■ **Exercise directions**: The data below is to be retyped exactly, line by line.

■ **Material provided**:
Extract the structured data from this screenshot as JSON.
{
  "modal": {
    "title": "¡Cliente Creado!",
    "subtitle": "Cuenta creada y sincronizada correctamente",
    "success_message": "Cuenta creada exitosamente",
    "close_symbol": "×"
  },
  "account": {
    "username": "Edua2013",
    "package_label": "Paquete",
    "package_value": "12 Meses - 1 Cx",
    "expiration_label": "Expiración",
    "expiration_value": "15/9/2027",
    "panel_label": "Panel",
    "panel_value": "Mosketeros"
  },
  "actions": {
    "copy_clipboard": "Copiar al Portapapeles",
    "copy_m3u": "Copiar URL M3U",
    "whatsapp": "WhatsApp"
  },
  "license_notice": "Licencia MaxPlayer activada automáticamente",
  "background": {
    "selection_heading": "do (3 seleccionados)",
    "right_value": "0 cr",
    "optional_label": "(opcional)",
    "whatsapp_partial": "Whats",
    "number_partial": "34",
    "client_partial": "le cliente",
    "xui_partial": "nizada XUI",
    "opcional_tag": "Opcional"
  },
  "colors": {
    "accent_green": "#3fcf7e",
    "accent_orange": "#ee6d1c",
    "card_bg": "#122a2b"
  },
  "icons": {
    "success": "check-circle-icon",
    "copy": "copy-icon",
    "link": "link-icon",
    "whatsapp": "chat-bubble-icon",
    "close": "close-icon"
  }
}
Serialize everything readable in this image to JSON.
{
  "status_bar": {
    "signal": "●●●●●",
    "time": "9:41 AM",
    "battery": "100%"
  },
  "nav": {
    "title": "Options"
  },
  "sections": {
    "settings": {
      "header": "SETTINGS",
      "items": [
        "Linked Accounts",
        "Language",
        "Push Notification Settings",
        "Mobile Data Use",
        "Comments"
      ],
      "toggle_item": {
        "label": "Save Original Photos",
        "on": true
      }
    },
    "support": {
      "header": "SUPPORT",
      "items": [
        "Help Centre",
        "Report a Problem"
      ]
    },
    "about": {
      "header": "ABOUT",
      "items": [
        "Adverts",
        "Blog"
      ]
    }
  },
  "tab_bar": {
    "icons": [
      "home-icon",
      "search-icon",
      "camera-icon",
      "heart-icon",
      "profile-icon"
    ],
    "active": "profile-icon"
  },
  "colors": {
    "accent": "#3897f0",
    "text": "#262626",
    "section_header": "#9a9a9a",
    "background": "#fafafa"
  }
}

■ **Expected output**:
Extract the structured data from this screenshot as JSON.
{
  "modal": {
    "title": "¡Cliente Creado!",
    "subtitle": "Cuenta creada y sincronizada correctamente",
    "success_message": "Cuenta creada exitosamente",
    "close_symbol": "×"
  },
  "account": {
    "username": "Edua2013",
    "package_label": "Paquete",
    "package_value": "12 Meses - 1 Cx",
    "expiration_label": "Expiración",
    "expiration_value": "15/9/2027",
    "panel_label": "Panel",
    "panel_value": "Mosketeros"
  },
  "actions": {
    "copy_clipboard": "Copiar al Portapapeles",
    "copy_m3u": "Copiar URL M3U",
    "whatsapp": "WhatsApp"
  },
  "license_notice": "Licencia MaxPlayer activada automáticamente",
  "background": {
    "selection_heading": "do (3 seleccionados)",
    "right_value": "0 cr",
    "optional_label": "(opcional)",
    "whatsapp_partial": "Whats",
    "number_partial": "34",
    "client_partial": "le cliente",
    "xui_partial": "nizada XUI",
    "opcional_tag": "Opcional"
  },
  "colors": {
    "accent_green": "#3fcf7e",
    "accent_orange": "#ee6d1c",
    "card_bg": "#122a2b"
  },
  "icons": {
    "success": "check-circle-icon",
    "copy": "copy-icon",
    "link": "link-icon",
    "whatsapp": "chat-bubble-icon",
    "close": "close-icon"
  }
}
Serialize everything readable in this image to JSON.
{
  "status_bar": {
    "signal": "●●●●●",
    "time": "9:41 AM",
    "battery": "100%"
  },
  "nav": {
    "title": "Options"
  },
  "sections": {
    "settings": {
      "header": "SETTINGS",
      "items": [
        "Linked Accounts",
        "Language",
        "Push Notification Settings",
        "Mobile Data Use",
        "Comments"
      ],
      "toggle_item": {
        "label": "Save Original Photos",
        "on": true
      }
    },
    "support": {
      "header": "SUPPORT",
      "items": [
        "Help Centre",
        "Report a Problem"
      ]
    },
    "about": {
      "header": "ABOUT",
      "items": [
        "Adverts",
        "Blog"
      ]
    }
  },
  "tab_bar": {
    "icons": [
      "home-icon",
      "search-icon",
      "camera-icon",
      "heart-icon",
      "profile-icon"
    ],
    "active": "profile-icon"
  },
  "colors": {
    "accent": "#3897f0",
    "text": "#262626",
    "section_header": "#9a9a9a",
    "background": "#fafafa"
  }
}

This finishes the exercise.